"""

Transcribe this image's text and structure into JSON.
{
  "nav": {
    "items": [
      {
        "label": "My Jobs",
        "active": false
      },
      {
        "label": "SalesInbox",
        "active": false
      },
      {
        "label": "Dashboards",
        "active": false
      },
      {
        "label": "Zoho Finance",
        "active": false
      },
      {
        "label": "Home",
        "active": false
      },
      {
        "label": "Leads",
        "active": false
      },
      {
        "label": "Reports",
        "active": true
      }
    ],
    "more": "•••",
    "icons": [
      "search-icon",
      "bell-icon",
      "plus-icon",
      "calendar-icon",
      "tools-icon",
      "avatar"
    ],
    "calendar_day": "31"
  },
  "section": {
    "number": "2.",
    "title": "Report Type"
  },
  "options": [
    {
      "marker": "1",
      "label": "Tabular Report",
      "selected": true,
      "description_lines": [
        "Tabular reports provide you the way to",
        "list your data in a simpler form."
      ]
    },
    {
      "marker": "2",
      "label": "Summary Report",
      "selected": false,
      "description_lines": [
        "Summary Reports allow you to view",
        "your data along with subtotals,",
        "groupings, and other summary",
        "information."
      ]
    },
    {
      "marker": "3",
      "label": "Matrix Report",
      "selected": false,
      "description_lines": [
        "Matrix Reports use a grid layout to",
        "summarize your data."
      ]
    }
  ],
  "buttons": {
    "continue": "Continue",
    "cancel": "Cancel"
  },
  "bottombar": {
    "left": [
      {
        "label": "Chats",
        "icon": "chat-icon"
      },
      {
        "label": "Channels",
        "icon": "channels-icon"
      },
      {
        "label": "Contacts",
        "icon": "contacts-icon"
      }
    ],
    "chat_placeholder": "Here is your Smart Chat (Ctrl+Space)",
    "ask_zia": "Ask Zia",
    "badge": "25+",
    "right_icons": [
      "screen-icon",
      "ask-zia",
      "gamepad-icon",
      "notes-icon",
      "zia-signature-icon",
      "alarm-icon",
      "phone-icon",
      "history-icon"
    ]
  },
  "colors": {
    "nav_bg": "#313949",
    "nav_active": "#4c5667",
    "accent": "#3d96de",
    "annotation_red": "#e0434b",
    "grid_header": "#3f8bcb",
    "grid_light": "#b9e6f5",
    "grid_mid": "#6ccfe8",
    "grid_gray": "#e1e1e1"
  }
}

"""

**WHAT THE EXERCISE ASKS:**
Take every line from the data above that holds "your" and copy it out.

**SOLUTION:**
        "list your data in a simpler form."
        "your data along with subtotals,",
        "summarize your data."
    "chat_placeholder": "Here is your Smart Chat (Ctrl+Space)",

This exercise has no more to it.